1955 Chevrolet 3100 Pickup: Shades of the Past
Words by guest author Steve Anderson | Photos by Todd Ryden
Legend in the Making: Josh Bailey’s Shades of the Past
There’s no mistaking greatness in the making, whether it’s the cars we love or those who shape them. While some develop faster than others, anyone familiar with Josh Bailey knew his creative path was accelerating almost from birth.
The Bailey’s, along with Bobby Alloway and other notable car enthusiasts are responsible for growing Pigeon Forge into one of the finest local hot rod events anywhere. Not Surprisingly, Josh garnered a broad and unique understanding from this rich environment of vehicles crafted by the top car builders in the nation.
As a result, Josh developed a special skill set, and while honored as one of the top high school graduates of his region with various scholarship offers, he chose to forgo college and take another road. Following the path paved by his skilled father by building one car after another, he received a wide-ranging education.
Working side-by-side with top craftsman at Alloway’s Hot Rods for nearly twenty years, Josh has gained capabilities others can hope to glean, while still expanding his understanding with dad building cars of their own. Best of all, Josh hasn’t lost his humility or quiet country ways.
Josh and Joe began shaping this subtle ’55 Chevy 3100 short bed stepside pickup early 2014. Even up close it’s hard to see myriad modifications disguised beneath PPG Surf Green and India Ivory hues reflecting the trademark Bailey subtlety.
For instance, the front fenders were cut and lowered above the wheel openings, which were moved down and back to center the wheels, and yet even trained eyes can overlook these changes In back, the bed rails were widened, the stake pockets removed, and the bedsides pushed inward three inches to negate the need for wheel tubs around the fatter traction. In the end, the only sheet metal added to the bodywork is in the tailgate and the front bed panel behind the cab, yet this too is all but invisible.
A custom shroud was fabricated over a cross-flow radiator to conceal a stock 20-inch four-blade fan, while Josh’s custom Jet Hot-coated headers unite with his 2.25-inch mandrel-bent exhaust system benefiting from Porter mufflers. The Chevy orange GM 350 crate engine is bolstered by an MSD ignition, while subtle highlights mirror in the vintage Cal Custom valve covers. To keep a modest 260 horsepower at hand, an M-20 Muncie four-speed was chosen to stir the gears amid an aged feel that is right at home.

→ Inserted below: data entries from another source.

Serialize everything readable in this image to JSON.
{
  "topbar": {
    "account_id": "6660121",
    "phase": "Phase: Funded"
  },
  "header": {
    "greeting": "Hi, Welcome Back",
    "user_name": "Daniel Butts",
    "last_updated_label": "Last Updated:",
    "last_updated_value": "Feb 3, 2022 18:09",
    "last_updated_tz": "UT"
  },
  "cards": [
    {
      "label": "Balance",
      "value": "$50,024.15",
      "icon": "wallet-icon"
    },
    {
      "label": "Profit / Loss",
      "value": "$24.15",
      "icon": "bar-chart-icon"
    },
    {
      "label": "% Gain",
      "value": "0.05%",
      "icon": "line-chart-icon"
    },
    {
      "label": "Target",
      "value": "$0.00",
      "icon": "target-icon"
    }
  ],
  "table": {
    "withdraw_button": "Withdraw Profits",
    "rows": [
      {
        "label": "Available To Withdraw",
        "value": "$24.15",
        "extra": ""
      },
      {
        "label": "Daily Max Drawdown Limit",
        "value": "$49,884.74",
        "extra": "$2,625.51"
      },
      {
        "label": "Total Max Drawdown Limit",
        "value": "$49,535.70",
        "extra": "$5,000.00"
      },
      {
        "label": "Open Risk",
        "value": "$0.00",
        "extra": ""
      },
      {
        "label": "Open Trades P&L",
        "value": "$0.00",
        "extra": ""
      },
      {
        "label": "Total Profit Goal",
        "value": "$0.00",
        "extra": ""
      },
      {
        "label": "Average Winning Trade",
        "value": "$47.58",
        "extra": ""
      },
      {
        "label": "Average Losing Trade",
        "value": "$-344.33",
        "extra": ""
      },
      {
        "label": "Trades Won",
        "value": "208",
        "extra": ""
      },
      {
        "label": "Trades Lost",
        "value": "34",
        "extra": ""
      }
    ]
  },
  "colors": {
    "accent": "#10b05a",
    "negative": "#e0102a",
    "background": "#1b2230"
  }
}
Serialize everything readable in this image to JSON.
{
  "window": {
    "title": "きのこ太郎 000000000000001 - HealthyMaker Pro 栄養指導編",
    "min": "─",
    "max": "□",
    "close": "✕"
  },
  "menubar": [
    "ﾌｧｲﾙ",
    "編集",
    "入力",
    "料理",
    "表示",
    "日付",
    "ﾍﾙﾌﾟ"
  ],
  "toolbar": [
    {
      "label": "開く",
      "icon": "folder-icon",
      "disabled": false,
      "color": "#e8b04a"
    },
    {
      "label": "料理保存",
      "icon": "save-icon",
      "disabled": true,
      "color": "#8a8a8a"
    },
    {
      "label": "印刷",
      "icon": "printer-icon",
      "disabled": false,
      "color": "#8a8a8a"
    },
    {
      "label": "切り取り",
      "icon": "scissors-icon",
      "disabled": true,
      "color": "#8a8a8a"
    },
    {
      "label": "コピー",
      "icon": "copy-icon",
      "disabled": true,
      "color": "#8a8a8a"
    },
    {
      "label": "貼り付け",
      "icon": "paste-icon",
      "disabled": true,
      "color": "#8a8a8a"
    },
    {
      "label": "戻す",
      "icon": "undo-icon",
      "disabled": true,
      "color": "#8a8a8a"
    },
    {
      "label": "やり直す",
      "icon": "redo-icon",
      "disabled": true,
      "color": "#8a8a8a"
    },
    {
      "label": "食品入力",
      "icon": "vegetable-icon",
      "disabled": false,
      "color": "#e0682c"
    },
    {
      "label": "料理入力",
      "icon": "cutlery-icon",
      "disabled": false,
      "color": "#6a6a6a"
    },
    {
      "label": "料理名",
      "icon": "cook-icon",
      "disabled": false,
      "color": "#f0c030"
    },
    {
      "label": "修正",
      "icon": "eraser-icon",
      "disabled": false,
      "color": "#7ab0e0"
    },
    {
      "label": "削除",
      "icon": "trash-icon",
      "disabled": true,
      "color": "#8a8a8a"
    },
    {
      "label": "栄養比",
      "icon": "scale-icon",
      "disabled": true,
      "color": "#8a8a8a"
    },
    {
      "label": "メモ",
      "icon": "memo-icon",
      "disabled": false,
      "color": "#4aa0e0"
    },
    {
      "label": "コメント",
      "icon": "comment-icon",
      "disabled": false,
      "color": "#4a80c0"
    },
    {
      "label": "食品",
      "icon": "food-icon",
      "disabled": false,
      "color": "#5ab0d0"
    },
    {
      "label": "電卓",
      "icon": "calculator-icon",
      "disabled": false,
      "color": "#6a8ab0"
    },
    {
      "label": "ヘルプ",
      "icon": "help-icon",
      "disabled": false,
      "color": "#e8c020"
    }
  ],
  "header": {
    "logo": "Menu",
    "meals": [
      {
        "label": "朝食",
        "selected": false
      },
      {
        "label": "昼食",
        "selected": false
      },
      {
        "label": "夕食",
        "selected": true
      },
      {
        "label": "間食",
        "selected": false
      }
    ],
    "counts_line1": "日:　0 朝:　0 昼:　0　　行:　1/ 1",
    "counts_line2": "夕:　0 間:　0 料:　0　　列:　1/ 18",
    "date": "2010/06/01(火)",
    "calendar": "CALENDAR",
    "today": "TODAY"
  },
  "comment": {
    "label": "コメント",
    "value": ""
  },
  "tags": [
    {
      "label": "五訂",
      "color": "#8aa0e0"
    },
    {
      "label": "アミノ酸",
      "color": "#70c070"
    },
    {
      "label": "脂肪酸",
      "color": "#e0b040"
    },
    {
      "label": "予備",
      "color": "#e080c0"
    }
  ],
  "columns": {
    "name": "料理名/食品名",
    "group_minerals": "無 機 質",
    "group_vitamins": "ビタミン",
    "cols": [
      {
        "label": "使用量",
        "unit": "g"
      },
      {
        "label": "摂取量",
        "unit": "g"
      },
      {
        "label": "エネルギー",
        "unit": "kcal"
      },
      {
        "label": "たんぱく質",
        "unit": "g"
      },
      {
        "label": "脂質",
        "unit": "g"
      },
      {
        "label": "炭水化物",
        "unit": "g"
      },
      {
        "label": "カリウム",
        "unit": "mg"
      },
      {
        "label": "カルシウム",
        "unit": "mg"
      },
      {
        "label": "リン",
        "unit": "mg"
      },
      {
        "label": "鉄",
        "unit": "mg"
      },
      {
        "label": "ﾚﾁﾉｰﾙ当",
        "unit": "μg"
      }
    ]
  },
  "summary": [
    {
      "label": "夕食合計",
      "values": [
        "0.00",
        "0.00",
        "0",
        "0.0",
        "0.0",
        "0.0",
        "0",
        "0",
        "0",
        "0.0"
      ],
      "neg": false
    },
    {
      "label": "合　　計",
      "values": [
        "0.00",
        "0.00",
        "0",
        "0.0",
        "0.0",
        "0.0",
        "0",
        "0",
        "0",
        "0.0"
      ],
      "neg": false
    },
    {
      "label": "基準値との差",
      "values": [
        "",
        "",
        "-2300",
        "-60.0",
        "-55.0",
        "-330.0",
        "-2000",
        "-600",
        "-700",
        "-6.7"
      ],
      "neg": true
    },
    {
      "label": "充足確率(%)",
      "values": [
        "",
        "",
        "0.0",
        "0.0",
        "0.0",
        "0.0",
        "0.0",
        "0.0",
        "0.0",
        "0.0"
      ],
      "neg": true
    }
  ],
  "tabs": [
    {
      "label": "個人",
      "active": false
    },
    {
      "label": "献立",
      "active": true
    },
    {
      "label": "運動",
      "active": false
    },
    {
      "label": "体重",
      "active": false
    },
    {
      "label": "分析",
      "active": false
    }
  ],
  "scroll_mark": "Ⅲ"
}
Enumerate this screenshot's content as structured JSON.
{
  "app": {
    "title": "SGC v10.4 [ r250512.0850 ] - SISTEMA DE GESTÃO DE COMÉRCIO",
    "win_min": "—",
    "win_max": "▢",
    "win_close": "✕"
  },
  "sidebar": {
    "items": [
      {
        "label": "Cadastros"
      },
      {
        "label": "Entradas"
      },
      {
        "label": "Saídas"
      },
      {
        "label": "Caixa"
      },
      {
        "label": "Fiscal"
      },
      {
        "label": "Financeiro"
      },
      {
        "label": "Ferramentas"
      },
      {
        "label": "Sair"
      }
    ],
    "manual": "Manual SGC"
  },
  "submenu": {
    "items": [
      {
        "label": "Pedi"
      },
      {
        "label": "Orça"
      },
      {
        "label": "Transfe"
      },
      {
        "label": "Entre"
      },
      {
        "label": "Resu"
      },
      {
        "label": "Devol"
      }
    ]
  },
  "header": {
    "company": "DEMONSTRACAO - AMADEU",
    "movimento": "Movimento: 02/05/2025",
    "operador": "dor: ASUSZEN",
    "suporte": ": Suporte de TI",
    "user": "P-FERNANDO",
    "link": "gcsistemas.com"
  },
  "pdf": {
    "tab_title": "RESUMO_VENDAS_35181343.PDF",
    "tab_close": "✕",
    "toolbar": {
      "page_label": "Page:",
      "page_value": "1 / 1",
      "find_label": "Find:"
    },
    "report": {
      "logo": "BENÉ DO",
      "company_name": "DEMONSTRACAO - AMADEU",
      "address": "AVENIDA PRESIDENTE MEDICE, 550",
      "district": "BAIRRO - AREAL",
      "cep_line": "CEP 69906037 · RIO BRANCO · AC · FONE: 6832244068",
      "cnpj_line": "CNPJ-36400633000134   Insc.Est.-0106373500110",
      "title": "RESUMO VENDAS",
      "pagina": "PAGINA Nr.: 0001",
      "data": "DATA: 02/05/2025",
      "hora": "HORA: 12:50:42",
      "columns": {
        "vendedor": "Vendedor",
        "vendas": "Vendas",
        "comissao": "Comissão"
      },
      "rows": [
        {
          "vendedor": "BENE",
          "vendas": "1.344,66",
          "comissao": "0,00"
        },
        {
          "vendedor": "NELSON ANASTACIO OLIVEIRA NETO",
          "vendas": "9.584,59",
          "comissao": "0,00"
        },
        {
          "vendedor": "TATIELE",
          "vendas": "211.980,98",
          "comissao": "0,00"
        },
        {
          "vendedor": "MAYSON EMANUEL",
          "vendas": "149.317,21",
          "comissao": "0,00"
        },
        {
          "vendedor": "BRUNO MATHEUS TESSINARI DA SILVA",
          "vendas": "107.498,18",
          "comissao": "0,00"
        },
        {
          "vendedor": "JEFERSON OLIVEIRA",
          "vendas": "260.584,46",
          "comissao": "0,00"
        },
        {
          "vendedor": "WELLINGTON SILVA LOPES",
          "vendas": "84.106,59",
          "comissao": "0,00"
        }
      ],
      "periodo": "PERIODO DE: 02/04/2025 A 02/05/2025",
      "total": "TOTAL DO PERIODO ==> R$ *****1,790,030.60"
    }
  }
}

The stock frame benefits from Classic Performance Products’ 3-inch dropped axle and 3-inch lowering springs, as well as front disc brakes to keep motion in check. To bring the backside on plane, a flip kit was added to reposition an S-10 4×4 rear end with 3.42 gears and drum brakes. Up front came a natural choice of Coker Classic 6.70/15s tires and 15×6 steel rims offsetting larger L78/15s on 15x8s centered with simple dog dish caps.
The interior is pure nostalgia. Two-tone black and India Ivory dash fitted with rebuilt vintage gauges ahead of a ’59 Impala wheel top an original column shortened seven inches over a stock steering box. To make the most of a Hurst shifter, Josh reworked the handle to his liking, placing it perfectly to his seating position on the ’55 Del Ray patterned seat covers from Cars Inc. Fitted by Pro Stitch’s David Corn, the same care was applied to the adjoining panels and carpet completing this ideal environment.
As impressive as it is, it’s this pickup’s back story that elevates it, as it’s been in the family ever since Joe’s uncle A.J. purchased it back in 1972. Twenty-five years later it was passed down to his son, then his grandson, before the Baileys brought it full circle, building on the past.